*** Opening Records shown ***

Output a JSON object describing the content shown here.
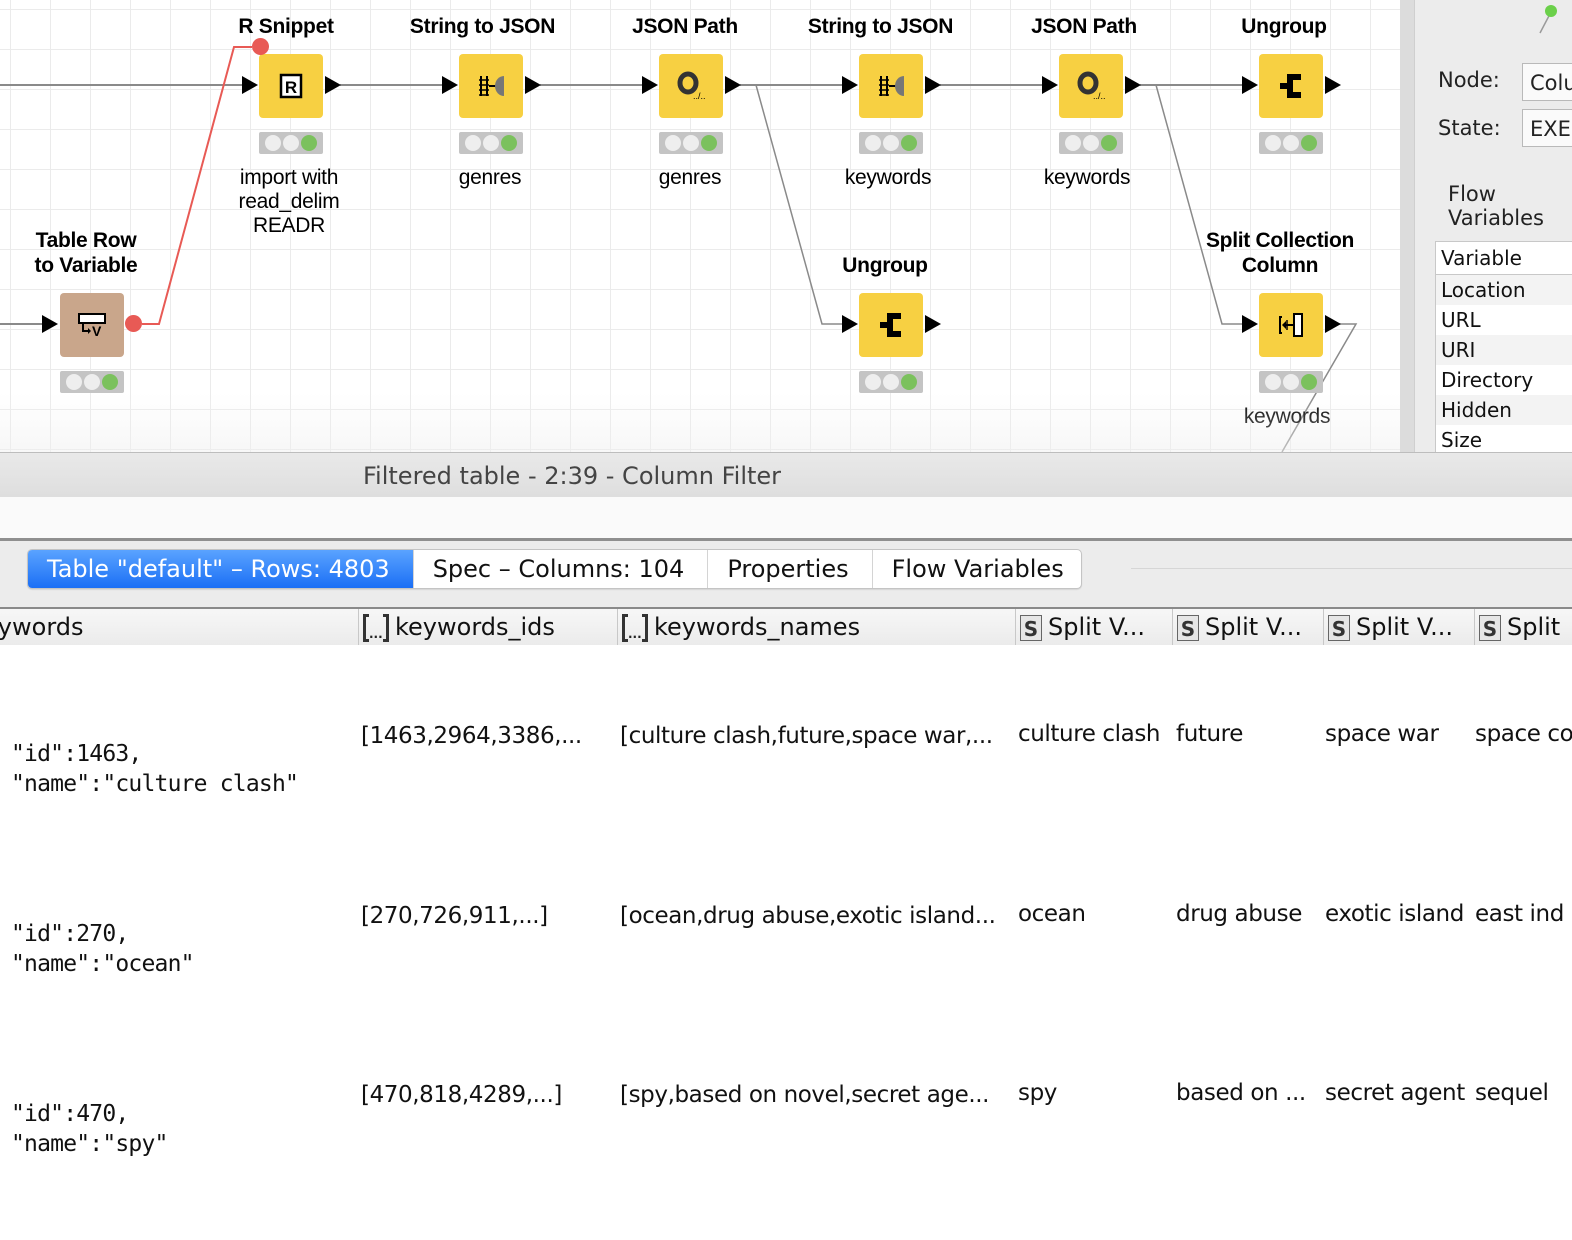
{
  "workflow": {
    "nodes": [
      {
        "id": "r-snippet",
        "title": "R Snippet",
        "label": "import with\nread_delim\nREADR",
        "icon": "r-script-icon"
      },
      {
        "id": "string-to-json-1",
        "title": "String to JSON",
        "label": "genres",
        "icon": "string-to-json-icon"
      },
      {
        "id": "json-path-1",
        "title": "JSON Path",
        "label": "genres",
        "icon": "json-path-icon"
      },
      {
        "id": "string-to-json-2",
        "title": "String to JSON",
        "label": "keywords",
        "icon": "string-to-json-icon"
      },
      {
        "id": "json-path-2",
        "title": "JSON Path",
        "label": "keywords",
        "icon": "json-path-icon"
      },
      {
        "id": "ungroup-1",
        "title": "Ungroup",
        "label": "",
        "icon": "ungroup-icon"
      },
      {
        "id": "table-row-to-variable",
        "title": "Table Row\nto Variable",
        "label": "",
        "icon": "table-row-to-variable-icon"
      },
      {
        "id": "ungroup-2",
        "title": "Ungroup",
        "label": "",
        "icon": "ungroup-icon"
      },
      {
        "id": "split-collection-column",
        "title": "Split Collection\nColumn",
        "label": "keywords",
        "icon": "split-collection-icon"
      }
    ],
    "status": "executed"
  },
  "right_panel": {
    "node_label": "Node:",
    "node_value": "Column Filter",
    "state_label": "State:",
    "state_value": "EXECUTED",
    "section_title": "Flow Variables",
    "table_header": "Variable",
    "variables": [
      "Location",
      "URL",
      "URI",
      "Directory",
      "Hidden",
      "Size"
    ]
  },
  "output": {
    "title": "Filtered table - 2:39 - Column Filter",
    "tabs": [
      {
        "label": "Table \"default\" – Rows: 4803",
        "active": true
      },
      {
        "label": "Spec – Columns: 104",
        "active": false
      },
      {
        "label": "Properties",
        "active": false
      },
      {
        "label": "Flow Variables",
        "active": false
      }
    ],
    "columns": [
      {
        "name": "keywords",
        "type": "json"
      },
      {
        "name": "keywords_ids",
        "type": "list"
      },
      {
        "name": "keywords_names",
        "type": "list"
      },
      {
        "name": "Split V...",
        "type": "string"
      },
      {
        "name": "Split V...",
        "type": "string"
      },
      {
        "name": "Split V...",
        "type": "string"
      },
      {
        "name": "Split",
        "type": "string"
      }
    ],
    "rows": [
      {
        "json": "\"id\":1463,\n\"name\":\"culture clash\"",
        "ids": "[1463,2964,3386,...",
        "names": "[culture clash,future,space war,...",
        "s1": "culture clash",
        "s2": "future",
        "s3": "space war",
        "s4": "space co"
      },
      {
        "json": "\"id\":270,\n\"name\":\"ocean\"",
        "ids": "[270,726,911,...]",
        "names": "[ocean,drug abuse,exotic island...",
        "s1": "ocean",
        "s2": "drug abuse",
        "s3": "exotic island",
        "s4": "east ind"
      },
      {
        "json": "\"id\":470,\n\"name\":\"spy\"",
        "ids": "[470,818,4289,...]",
        "names": "[spy,based on novel,secret age...",
        "s1": "spy",
        "s2": "based on ...",
        "s3": "secret agent",
        "s4": "sequel"
      }
    ]
  }
}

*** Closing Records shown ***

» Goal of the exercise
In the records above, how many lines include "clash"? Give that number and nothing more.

» Task solution
3